━━ Exercise materials ━━

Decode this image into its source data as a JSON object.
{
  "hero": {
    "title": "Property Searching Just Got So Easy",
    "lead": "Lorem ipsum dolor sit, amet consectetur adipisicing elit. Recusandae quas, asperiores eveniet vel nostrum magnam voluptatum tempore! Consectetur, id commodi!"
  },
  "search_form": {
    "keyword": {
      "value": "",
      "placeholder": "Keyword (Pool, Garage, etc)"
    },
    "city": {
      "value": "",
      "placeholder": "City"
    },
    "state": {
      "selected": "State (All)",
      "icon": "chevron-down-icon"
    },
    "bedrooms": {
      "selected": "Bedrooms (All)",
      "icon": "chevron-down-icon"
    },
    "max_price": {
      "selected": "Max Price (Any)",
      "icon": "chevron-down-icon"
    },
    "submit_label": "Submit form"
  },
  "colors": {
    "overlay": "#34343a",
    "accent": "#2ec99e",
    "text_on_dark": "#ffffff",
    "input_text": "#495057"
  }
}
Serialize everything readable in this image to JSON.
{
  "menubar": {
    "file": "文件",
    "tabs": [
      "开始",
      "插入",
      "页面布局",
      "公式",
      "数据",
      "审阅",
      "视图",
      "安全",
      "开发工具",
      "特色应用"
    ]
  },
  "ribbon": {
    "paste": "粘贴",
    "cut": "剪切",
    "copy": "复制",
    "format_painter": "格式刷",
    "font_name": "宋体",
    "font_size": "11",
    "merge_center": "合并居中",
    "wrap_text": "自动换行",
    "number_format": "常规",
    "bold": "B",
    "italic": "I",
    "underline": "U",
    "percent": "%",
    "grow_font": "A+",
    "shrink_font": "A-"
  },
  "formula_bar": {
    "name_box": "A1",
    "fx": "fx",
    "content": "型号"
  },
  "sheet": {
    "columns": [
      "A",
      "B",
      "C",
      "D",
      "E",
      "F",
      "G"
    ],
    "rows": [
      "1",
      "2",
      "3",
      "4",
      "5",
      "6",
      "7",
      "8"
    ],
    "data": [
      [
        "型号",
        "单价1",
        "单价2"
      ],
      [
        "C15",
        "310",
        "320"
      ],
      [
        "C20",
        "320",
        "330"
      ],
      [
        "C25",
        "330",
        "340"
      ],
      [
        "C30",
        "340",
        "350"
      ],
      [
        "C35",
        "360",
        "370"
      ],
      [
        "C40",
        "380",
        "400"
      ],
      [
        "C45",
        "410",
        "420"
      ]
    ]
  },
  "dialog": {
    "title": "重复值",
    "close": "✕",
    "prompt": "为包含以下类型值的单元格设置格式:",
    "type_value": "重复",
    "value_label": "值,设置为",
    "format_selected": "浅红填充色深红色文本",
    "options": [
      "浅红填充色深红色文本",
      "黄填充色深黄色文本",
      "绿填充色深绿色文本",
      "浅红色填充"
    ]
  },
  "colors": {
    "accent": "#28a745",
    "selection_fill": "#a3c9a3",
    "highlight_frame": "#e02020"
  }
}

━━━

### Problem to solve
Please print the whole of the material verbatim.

### Result of the exercise
Decode this image into its source data as a JSON object.
{
  "hero": {
    "title": "Property Searching Just Got So Easy",
    "lead": "Lorem ipsum dolor sit, amet consectetur adipisicing elit. Recusandae quas, asperiores eveniet vel nostrum magnam voluptatum tempore! Consectetur, id commodi!"
  },
  "search_form": {
    "keyword": {
      "value": "",
      "placeholder": "Keyword (Pool, Garage, etc)"
    },
    "city": {
      "value": "",
      "placeholder": "City"
    },
    "state": {
      "selected": "State (All)",
      "icon": "chevron-down-icon"
    },
    "bedrooms": {
      "selected": "Bedrooms (All)",
      "icon": "chevron-down-icon"
    },
    "max_price": {
      "selected": "Max Price (Any)",
      "icon": "chevron-down-icon"
    },
    "submit_label": "Submit form"
  },
  "colors": {
    "overlay": "#34343a",
    "accent": "#2ec99e",
    "text_on_dark": "#ffffff",
    "input_text": "#495057"
  }
}
Serialize everything readable in this image to JSON.
{
  "menubar": {
    "file": "文件",
    "tabs": [
      "开始",
      "插入",
      "页面布局",
      "公式",
      "数据",
      "审阅",
      "视图",
      "安全",
      "开发工具",
      "特色应用"
    ]
  },
  "ribbon": {
    "paste": "粘贴",
    "cut": "剪切",
    "copy": "复制",
    "format_painter": "格式刷",
    "font_name": "宋体",
    "font_size": "11",
    "merge_center": "合并居中",
    "wrap_text": "自动换行",
    "number_format": "常规",
    "bold": "B",
    "italic": "I",
    "underline": "U",
    "percent": "%",
    "grow_font": "A+",
    "shrink_font": "A-"
  },
  "formula_bar": {
    "name_box": "A1",
    "fx": "fx",
    "content": "型号"
  },
  "sheet": {
    "columns": [
      "A",
      "B",
      "C",
      "D",
      "E",
      "F",
      "G"
    ],
    "rows": [
      "1",
      "2",
      "3",
      "4",
      "5",
      "6",
      "7",
      "8"
    ],
    "data": [
      [
        "型号",
        "单价1",
        "单价2"
      ],
      [
        "C15",
        "310",
        "320"
      ],
      [
        "C20",
        "320",
        "330"
      ],
      [
        "C25",
        "330",
        "340"
      ],
      [
        "C30",
        "340",
        "350"
      ],
      [
        "C35",
        "360",
        "370"
      ],
      [
        "C40",
        "380",
        "400"
      ],
      [
        "C45",
        "410",
        "420"
      ]
    ]
  },
  "dialog": {
    "title": "重复值",
    "close": "✕",
    "prompt": "为包含以下类型值的单元格设置格式:",
    "type_value": "重复",
    "value_label": "值,设置为",
    "format_selected": "浅红填充色深红色文本",
    "options": [
      "浅红填充色深红色文本",
      "黄填充色深黄色文本",
      "绿填充色深绿色文本",
      "浅红色填充"
    ]
  },
  "colors": {
    "accent": "#28a745",
    "selection_fill": "#a3c9a3",
    "highlight_frame": "#e02020"
  }
}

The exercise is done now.